* Activity *
With nothing left out, give the data back exactly.

* Dataset entries *
------------------------------------------------

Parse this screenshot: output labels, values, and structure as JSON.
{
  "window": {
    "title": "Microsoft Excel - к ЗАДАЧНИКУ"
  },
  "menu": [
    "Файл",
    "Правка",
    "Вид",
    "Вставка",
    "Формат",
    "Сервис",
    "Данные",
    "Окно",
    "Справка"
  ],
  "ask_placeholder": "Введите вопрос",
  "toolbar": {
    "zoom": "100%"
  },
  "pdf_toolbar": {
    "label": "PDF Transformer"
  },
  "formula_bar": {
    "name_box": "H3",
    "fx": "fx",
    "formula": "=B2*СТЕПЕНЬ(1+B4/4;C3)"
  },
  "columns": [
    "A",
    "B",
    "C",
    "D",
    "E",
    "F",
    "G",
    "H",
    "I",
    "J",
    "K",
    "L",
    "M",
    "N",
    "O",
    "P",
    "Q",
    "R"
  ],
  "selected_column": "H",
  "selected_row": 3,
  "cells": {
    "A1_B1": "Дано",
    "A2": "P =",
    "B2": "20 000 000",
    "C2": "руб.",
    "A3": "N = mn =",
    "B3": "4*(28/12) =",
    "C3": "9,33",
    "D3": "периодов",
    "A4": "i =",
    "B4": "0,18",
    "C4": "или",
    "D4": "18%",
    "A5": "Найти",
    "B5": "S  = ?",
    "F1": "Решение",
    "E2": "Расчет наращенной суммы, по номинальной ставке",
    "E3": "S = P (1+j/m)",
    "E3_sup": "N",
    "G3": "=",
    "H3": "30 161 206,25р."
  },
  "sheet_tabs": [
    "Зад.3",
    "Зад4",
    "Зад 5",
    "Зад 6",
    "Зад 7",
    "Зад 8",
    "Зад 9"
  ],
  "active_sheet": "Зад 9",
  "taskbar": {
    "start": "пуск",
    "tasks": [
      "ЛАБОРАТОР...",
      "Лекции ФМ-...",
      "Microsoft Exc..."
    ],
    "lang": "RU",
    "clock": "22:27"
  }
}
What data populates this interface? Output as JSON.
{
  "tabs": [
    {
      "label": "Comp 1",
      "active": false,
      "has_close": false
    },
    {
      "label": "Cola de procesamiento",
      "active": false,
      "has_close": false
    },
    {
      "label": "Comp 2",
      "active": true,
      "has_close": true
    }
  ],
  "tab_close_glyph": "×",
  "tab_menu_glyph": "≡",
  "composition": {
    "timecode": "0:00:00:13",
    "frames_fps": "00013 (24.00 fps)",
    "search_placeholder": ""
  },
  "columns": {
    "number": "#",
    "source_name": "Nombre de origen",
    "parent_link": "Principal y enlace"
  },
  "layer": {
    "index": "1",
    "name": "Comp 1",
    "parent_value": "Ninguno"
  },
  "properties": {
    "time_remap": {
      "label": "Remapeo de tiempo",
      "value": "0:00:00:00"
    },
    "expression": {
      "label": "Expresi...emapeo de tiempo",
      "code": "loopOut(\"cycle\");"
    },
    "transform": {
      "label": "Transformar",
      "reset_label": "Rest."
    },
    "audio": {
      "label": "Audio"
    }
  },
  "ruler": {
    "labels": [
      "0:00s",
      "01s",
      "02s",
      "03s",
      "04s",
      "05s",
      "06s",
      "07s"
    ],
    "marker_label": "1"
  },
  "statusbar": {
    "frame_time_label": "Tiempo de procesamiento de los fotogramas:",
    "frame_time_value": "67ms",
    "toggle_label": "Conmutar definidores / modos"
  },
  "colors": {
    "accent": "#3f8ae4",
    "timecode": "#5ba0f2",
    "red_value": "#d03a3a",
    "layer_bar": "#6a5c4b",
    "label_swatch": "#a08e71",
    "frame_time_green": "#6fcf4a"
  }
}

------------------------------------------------

* Solution for this task *
Parse this screenshot: output labels, values, and structure as JSON.
{
  "window": {
    "title": "Microsoft Excel - к ЗАДАЧНИКУ"
  },
  "menu": [
    "Файл",
    "Правка",
    "Вид",
    "Вставка",
    "Формат",
    "Сервис",
    "Данные",
    "Окно",
    "Справка"
  ],
  "ask_placeholder": "Введите вопрос",
  "toolbar": {
    "zoom": "100%"
  },
  "pdf_toolbar": {
    "label": "PDF Transformer"
  },
  "formula_bar": {
    "name_box": "H3",
    "fx": "fx",
    "formula": "=B2*СТЕПЕНЬ(1+B4/4;C3)"
  },
  "columns": [
    "A",
    "B",
    "C",
    "D",
    "E",
    "F",
    "G",
    "H",
    "I",
    "J",
    "K",
    "L",
    "M",
    "N",
    "O",
    "P",
    "Q",
    "R"
  ],
  "selected_column": "H",
  "selected_row": 3,
  "cells": {
    "A1_B1": "Дано",
    "A2": "P =",
    "B2": "20 000 000",
    "C2": "руб.",
    "A3": "N = mn =",
    "B3": "4*(28/12) =",
    "C3": "9,33",
    "D3": "периодов",
    "A4": "i =",
    "B4": "0,18",
    "C4": "или",
    "D4": "18%",
    "A5": "Найти",
    "B5": "S  = ?",
    "F1": "Решение",
    "E2": "Расчет наращенной суммы, по номинальной ставке",
    "E3": "S = P (1+j/m)",
    "E3_sup": "N",
    "G3": "=",
    "H3": "30 161 206,25р."
  },
  "sheet_tabs": [
    "Зад.3",
    "Зад4",
    "Зад 5",
    "Зад 6",
    "Зад 7",
    "Зад 8",
    "Зад 9"
  ],
  "active_sheet": "Зад 9",
  "taskbar": {
    "start": "пуск",
    "tasks": [
      "ЛАБОРАТОР...",
      "Лекции ФМ-...",
      "Microsoft Exc..."
    ],
    "lang": "RU",
    "clock": "22:27"
  }
}
What data populates this interface? Output as JSON.
{
  "tabs": [
    {
      "label": "Comp 1",
      "active": false,
      "has_close": false
    },
    {
      "label": "Cola de procesamiento",
      "active": false,
      "has_close": false
    },
    {
      "label": "Comp 2",
      "active": true,
      "has_close": true
    }
  ],
  "tab_close_glyph": "×",
  "tab_menu_glyph": "≡",
  "composition": {
    "timecode": "0:00:00:13",
    "frames_fps": "00013 (24.00 fps)",
    "search_placeholder": ""
  },
  "columns": {
    "number": "#",
    "source_name": "Nombre de origen",
    "parent_link": "Principal y enlace"
  },
  "layer": {
    "index": "1",
    "name": "Comp 1",
    "parent_value": "Ninguno"
  },
  "properties": {
    "time_remap": {
      "label": "Remapeo de tiempo",
      "value": "0:00:00:00"
    },
    "expression": {
      "label": "Expresi...emapeo de tiempo",
      "code": "loopOut(\"cycle\");"
    },
    "transform": {
      "label": "Transformar",
      "reset_label": "Rest."
    },
    "audio": {
      "label": "Audio"
    }
  },
  "ruler": {
    "labels": [
      "0:00s",
      "01s",
      "02s",
      "03s",
      "04s",
      "05s",
      "06s",
      "07s"
    ],
    "marker_label": "1"
  },
  "statusbar": {
    "frame_time_label": "Tiempo de procesamiento de los fotogramas:",
    "frame_time_value": "67ms",
    "toggle_label": "Conmutar definidores / modos"
  },
  "colors": {
    "accent": "#3f8ae4",
    "timecode": "#5ba0f2",
    "red_value": "#d03a3a",
    "layer_bar": "#6a5c4b",
    "label_swatch": "#a08e71",
    "frame_time_green": "#6fcf4a"
  }
}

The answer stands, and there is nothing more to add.